Applications are open for New Zealand’s most prestigious and innovative agricultural awards. The 2017 Fieldays Innovation Awards seek to celebrate and support New Zealand’s most innovative agricultural inventions and showcase emerging products and technology that will lead change in the rural sector. Source: AFDJ eNews
Applicants in the awards will showcase their ideas, designs and products at the Fieldays Innovations Centre during next year’s NZ National Agricultural Fieldays, which will run from 14 to 17 June 2017 at Mystery Creek Events Centre.
The awards have a long history – almost as long as Fieldays, which will celebrate its 49th year next year.
Since its inception, Fieldays has celebrated innovation, and the awards are an important platform for showcasing New Zealand agricultural innovations.
“The theme for Fieldays in 2017 is ‘leading change’ and supporting innovation is vital to the future of agriculture in New Zealand,” said Fieldays Innovations event manager Gail Hendricks.
Awards are given across multiple categories and winners will receive thousands of dollars in business support and advice to help get their innovations to market. This support is of immense value, giving innovators access to New Zealand’s top intellectual property and commercial lawyers, business advisors, product development and innovation consultants and others.
Ms Hendricks said there is always significant public, business and agricultural industry interest in the Fieldays Innovation Awards.
“The Innovations Centre is probably the busiest space at Fieldays and always attracts a lot of attention,” said Ms Hendricks.
“Every year, there is always broad media interest and the television breakfast shows broadcast from the Innovations Centre during Fieldays. The place is just buzzing.”
Ms Hendricks said the Awards are a great opportunity for people to test their products in the market. With 130,684 visitors through the gates in 2016, Fieldays provides an opportunity to talk to future or potential customers and conduct valuable market research.

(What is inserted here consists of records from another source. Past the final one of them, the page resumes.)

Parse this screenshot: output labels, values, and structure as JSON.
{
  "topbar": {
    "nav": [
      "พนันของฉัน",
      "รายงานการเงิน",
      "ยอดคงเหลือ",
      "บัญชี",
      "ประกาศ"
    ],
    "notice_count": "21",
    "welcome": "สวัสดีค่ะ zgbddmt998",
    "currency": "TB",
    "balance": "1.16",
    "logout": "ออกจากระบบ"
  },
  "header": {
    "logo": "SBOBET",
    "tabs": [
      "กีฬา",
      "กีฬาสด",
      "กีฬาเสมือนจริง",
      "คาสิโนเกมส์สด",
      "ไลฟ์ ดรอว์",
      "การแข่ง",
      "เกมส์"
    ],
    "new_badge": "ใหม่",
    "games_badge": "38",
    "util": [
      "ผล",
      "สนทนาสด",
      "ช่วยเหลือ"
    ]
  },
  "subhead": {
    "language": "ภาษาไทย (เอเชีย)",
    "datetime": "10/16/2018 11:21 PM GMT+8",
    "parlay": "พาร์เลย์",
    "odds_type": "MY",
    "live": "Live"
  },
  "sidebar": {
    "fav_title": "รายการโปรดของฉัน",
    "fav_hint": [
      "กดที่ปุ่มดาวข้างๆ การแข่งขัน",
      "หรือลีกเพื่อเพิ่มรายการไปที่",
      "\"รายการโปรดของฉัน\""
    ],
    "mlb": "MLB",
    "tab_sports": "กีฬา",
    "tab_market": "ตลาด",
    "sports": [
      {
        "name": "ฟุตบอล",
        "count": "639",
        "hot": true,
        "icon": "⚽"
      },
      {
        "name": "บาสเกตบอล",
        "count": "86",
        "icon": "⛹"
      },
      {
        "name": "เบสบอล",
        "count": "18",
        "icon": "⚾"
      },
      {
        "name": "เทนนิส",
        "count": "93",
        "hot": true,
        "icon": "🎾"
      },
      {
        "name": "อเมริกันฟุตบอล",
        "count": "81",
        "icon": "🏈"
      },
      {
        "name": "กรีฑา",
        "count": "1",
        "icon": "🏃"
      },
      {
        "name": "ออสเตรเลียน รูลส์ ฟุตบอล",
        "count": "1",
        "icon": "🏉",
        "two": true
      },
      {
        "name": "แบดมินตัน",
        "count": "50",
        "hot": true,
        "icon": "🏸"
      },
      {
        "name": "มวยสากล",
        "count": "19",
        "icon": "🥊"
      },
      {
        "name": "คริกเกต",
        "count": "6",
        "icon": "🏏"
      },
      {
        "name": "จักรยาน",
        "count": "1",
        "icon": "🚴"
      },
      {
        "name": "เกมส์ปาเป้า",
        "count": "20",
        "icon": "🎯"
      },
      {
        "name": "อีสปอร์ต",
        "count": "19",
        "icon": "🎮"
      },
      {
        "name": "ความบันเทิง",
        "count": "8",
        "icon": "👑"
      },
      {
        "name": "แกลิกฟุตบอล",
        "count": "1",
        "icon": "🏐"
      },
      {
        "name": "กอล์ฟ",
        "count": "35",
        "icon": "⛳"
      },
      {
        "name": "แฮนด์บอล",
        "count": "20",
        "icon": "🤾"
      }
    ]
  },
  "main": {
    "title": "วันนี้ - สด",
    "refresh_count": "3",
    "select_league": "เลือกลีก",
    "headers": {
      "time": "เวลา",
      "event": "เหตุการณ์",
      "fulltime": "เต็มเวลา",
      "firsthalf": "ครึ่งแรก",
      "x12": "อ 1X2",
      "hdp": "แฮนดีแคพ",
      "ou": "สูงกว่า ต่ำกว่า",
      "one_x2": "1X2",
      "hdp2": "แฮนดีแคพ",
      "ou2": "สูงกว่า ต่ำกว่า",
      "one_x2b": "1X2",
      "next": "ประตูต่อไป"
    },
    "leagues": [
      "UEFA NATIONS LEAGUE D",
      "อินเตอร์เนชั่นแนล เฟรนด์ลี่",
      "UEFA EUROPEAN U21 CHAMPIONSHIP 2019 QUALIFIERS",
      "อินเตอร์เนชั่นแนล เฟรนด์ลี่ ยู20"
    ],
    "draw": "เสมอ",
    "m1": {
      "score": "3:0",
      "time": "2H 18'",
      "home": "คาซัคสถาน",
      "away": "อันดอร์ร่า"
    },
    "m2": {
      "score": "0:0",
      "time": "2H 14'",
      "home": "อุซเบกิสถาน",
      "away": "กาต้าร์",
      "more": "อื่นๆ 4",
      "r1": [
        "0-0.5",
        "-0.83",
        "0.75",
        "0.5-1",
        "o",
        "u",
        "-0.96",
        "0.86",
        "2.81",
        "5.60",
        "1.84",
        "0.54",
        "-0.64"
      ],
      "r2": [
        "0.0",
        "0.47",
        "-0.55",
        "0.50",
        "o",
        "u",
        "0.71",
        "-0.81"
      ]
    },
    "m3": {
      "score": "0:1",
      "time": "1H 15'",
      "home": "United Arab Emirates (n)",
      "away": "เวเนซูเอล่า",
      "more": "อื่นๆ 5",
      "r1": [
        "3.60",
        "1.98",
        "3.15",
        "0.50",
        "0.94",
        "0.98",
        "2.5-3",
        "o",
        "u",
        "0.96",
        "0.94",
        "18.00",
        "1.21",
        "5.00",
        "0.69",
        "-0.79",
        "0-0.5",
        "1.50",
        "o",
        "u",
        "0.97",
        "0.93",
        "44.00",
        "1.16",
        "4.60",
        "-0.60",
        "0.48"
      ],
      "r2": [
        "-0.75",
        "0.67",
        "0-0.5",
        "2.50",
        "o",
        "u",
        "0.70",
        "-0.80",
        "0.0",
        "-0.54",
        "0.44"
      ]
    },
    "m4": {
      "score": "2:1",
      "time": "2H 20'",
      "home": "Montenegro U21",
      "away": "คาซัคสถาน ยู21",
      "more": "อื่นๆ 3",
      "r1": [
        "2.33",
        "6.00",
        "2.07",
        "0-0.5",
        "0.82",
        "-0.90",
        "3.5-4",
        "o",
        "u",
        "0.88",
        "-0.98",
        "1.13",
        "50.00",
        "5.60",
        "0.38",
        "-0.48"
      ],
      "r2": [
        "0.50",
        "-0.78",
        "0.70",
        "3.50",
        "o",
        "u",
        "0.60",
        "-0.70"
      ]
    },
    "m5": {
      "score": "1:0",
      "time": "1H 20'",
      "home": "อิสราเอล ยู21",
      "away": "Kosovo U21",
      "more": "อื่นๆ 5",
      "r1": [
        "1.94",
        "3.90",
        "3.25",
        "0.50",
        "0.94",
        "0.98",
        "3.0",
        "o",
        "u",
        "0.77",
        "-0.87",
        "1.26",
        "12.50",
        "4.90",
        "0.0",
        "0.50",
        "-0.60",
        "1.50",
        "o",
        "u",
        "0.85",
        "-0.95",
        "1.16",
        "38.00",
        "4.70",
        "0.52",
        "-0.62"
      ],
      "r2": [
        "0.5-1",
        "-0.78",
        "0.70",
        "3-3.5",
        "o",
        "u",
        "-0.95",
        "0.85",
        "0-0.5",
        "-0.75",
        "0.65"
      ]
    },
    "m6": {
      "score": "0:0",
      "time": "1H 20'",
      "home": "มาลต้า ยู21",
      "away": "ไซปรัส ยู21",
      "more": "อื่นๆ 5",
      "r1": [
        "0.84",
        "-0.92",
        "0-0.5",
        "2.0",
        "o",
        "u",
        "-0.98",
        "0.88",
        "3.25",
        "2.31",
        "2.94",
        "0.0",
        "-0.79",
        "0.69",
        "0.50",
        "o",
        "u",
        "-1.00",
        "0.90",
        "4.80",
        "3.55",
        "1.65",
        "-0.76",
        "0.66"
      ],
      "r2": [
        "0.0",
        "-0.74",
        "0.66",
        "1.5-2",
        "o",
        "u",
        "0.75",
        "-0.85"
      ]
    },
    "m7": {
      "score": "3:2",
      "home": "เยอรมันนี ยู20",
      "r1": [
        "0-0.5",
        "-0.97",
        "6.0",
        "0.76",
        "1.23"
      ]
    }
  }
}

“Entrants’ products and ideas will get exposure to the people who may use it once it’s in the market, providing on the spot feedback,” said Ms Hendricks. “Fieldays also gives award entrants exposure to the judges, who are engineers, patent attorneys and people with exposure to the international market.
A large number of companies come to see what’s there, to see what the latest thing is to buy or invest in.”
During Fieldays the Innovations Lab, which is located inside the Innovations Centre, will be set up as a dedicated space for award entrants to meet with experts such as lawyers, patent and trademark attorneys, product development consultants and other business experts for free advice and support.
“The idea is that The Lab is a space where innovators can come to thrash out ideas, seek advice or brainstorm,” said Ms Hendricks.
Ms Hendricks said that next year will see the return of the Innovations Capital Event, where a select group of innovators are invited to the Innovations Centre to mix and mingle with investors, make contacts, ask questions “and hopefully find someone who will support their idea or business”.
On average there are around 70 to 80 applicants for the Awards.
“The awards offer a great opportunity for start-up companies. If you are a backyard inventor with a quirky invention for the agricultural community or if you are an established business who wants to put your new idea out there, this is a great way to do it,” Ms Hendricks said.
Entries are open until 31 April 2017.